Mary Jane finally makes it to her childhood home in Pittsburgh in ASM #395, November 1994 but she doesn't stay long (seeing as it was just a plot device to make sure Peter stays The Spider anyway). She walks back into the Parkers' apartment in New York in ASM #397, January 1995. Peter, of course, is not there.

Aunt May reveals to Peter that she has known for some time that he is Spider- Man before she dies in ASM #400, April 1995 only to come back to life in Peter Parker: Spider-Man #97, November 1998. See, she never died at all. It was all a Green Goblin plot involving an actress and genetic reconstruction or some damn thing and it all... oh God! Never mind!

The stranger with the Midtown High School rings reveals himself in Web of Spider-Man #117, October 1994 as the Jackal-created Spider-Man clone first introduced and thought killed in ASM #149, October 1975. Turns out he survived, took the name Ben Reilly (in honor of Uncle Ben and Aunt May Reilly Parker) and went off to find himself. Now back, Ben finds himself to be the real Peter Parker and takes on the Spider-Man identity, only to be soundly defeated by a bunch of angry fans and forced to turn to goo at the hands of the Green Goblin in Peter Parker: Spider-Man #75, December 1996 proving that he was the clone after all.

Dr. Kafka gets better but eventually gets fired from being in charge of Ravencroft in Spectacular Spider-Man #246, May 1997. John Jameson gets canned with her. Doc Samson takes over the running of the place in a much less touchy-feely manner.

Peter stays The Spider as long as he does to try to get us to switch our allegiances to Ben Reilly but it's generally a bad idea and it's best if we just forget about it.

The guy who owned the house upstate is still lying dead on his lawn.

In General...

Well. What can I say? I expected to give this series four webs at the very least but this re-read has lowered my opinion considerably. I'm tempted to blame J.M. DeMatteis for this (for the record, Mark Bagley's artwork is consistently gorgeous). All the angst and psychobabble and tears and hands over faces certainly have J.M.'s fingerprints all over it. But I suspect that the real fault here has to lie with editorial interference. I suspect it was an editorial decision to stretch a one or two-issue tale into four issues and I feel certain that The Spider stuff, Aunt May stroke thing, Mary Jane running away deal, and Ben Reilly appearance business were edicts to J.M. from the editors. In spite of all of this, I was hoping for a big finish but there isn't one. The villains essentially end up defeating themselves while Spider- Man mopes around. For a moment, it looks like Shriek's self-sacrifice (another plot device conveniently forgotten a few issues later) will actually have a positive effect on Peter but by the end of the story, he is back to being The Spider, right back where he started.
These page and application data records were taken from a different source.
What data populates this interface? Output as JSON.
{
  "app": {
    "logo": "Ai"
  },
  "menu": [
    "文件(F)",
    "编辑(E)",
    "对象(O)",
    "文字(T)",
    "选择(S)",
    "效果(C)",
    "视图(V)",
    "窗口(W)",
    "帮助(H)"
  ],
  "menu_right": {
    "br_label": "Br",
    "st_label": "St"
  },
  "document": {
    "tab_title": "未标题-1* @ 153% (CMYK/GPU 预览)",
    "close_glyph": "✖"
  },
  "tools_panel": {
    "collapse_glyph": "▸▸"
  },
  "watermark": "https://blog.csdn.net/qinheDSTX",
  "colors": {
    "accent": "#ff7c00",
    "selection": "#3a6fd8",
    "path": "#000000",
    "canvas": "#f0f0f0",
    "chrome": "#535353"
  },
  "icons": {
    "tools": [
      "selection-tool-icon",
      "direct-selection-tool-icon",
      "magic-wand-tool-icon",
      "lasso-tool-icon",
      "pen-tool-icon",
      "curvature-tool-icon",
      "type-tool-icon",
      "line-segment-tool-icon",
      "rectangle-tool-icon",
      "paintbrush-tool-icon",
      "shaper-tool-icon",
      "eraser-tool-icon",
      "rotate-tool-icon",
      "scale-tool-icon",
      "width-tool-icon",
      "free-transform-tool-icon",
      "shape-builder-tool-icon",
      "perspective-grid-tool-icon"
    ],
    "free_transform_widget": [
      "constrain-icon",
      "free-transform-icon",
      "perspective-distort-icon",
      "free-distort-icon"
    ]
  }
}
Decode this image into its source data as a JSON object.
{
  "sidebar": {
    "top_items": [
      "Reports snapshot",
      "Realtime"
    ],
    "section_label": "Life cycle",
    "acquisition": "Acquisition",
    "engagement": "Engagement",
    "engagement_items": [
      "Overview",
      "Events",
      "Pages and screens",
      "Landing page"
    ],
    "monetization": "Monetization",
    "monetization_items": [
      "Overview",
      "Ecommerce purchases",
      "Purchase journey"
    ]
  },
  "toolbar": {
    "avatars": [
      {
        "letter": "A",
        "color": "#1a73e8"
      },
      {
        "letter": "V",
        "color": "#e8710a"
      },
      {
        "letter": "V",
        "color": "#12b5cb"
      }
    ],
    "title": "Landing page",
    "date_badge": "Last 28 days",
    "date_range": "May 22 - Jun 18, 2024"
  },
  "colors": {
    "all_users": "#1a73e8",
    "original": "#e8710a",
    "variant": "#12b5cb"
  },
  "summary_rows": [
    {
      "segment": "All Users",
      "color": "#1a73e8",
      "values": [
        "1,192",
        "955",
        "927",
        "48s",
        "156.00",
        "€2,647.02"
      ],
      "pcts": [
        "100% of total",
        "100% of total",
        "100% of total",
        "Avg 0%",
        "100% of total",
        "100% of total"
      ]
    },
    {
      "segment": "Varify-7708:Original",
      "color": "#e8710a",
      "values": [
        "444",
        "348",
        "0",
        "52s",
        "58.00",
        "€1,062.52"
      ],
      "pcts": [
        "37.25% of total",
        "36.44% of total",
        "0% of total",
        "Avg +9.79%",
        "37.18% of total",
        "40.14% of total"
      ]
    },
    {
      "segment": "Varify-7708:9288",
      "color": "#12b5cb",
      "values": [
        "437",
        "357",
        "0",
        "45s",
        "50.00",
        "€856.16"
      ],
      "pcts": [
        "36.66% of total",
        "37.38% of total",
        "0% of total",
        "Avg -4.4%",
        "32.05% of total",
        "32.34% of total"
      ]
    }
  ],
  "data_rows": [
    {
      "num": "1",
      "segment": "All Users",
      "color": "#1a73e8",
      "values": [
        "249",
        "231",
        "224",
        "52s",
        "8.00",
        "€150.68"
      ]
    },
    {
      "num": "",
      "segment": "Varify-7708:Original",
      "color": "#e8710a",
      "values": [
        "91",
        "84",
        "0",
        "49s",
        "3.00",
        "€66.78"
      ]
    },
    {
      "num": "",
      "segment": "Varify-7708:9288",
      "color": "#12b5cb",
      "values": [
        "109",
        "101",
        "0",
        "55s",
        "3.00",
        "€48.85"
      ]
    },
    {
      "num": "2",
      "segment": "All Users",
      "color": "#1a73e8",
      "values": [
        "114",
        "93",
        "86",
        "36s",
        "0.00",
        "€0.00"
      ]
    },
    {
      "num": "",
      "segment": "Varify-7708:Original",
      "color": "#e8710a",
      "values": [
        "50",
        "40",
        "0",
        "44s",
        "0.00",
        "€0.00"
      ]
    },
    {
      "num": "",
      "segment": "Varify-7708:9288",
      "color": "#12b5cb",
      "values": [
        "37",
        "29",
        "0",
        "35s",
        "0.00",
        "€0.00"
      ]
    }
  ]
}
The series should have been re-titled The Amazing Beatrice McBride for the duration of this storyline.

Overall Rating...

I was hoping to give this last issue a rating of three webs but I can't bring myself to do it. For Ben Reilly's sake, I'll boost it up to two-and-a-half. And don't give me any grief about that Ben Reilly comment. I like Ben Reilly, I've always liked Ben Reilly and I'm still waiting for him to come back!